The "Hitler's Children" mentioned in the Disney film's title is an allusion to RKO's 1943 live action adaptation of the book, enlivened by its producer Ed Golden with what he thought would be a more marketable title. His financial gamble ("who wants to see a film with 'Hitler' in the title?", ran the conventional wisdom of the day) paid off handsomely: filmed on a shoestring budget of $175,000, the film went on to gross millions. By October 1943 the film's success made news, and Time Magazine estimated its return as between $2 and $3 million dollars, making it a bigger box office hit than any previous RKO release, including King Kong. In his autobiography the film's director Edward Dimitrik later estimated that by the end of the war the total gross for Hitler's Children was closer to $7 million! (At .30 cents a ticket, in those days, even the lower estimates make for a lot of customers...)

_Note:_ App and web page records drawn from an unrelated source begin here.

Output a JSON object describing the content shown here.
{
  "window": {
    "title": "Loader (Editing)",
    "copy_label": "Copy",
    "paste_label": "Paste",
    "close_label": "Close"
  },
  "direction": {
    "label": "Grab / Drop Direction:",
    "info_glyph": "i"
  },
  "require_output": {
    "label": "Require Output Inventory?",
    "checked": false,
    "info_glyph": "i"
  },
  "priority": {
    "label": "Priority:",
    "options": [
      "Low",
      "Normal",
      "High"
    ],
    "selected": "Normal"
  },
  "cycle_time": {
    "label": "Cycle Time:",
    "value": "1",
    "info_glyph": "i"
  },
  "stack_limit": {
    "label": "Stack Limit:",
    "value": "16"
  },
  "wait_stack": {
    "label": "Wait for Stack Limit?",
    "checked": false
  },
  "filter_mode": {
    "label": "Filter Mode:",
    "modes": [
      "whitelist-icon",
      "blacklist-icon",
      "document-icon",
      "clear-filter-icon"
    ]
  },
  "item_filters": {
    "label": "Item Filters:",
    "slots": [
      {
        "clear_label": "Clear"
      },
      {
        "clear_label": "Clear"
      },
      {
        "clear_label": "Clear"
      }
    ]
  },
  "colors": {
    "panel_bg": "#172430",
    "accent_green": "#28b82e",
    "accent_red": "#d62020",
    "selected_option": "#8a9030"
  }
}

We examine this other cinematic adaptation of Gregor Ziemer's Education For Death in what may seem an indirect way, as the subject of this week's Radio Memories, our occasional Sunday foray into the bygone art form of Radio Drama.
Before the arrival of television, radio offered its listeners a wide variety of dramatic programming, plays performed not for the eye, as with tv, but for the ear, or more specifically: a theater for the mind.
One of the highest-rated, and longest-lasting dramatic radio programs was The Lux Radio Theater, spanning two decades from 1934 up to 1955. Their gimmick was adapting popular movies into radio plays, either "old" classics or fresh releases then making the rounds of regional theatrical markets. (Films were rolled out area by area in those economically-strapped days, rather than every screen all at once, as has been the modern practice for some time.)
Tonight's Radio Memories offering features the Lux Radio Theater adaptation of RKO's live action version of Hitler's Children, broadcast from a Hollywood at war, on May 24, 1943.
The battlefields change, but the battles go on, as whole generations today are still taught to hate, challenging us in our time to find the same resolve demanded by Gregor Ziemer in 1941:
"Young Germany is awake and ready to die. Let young America and its parents, its instructors, and advisers be awake and ready to live."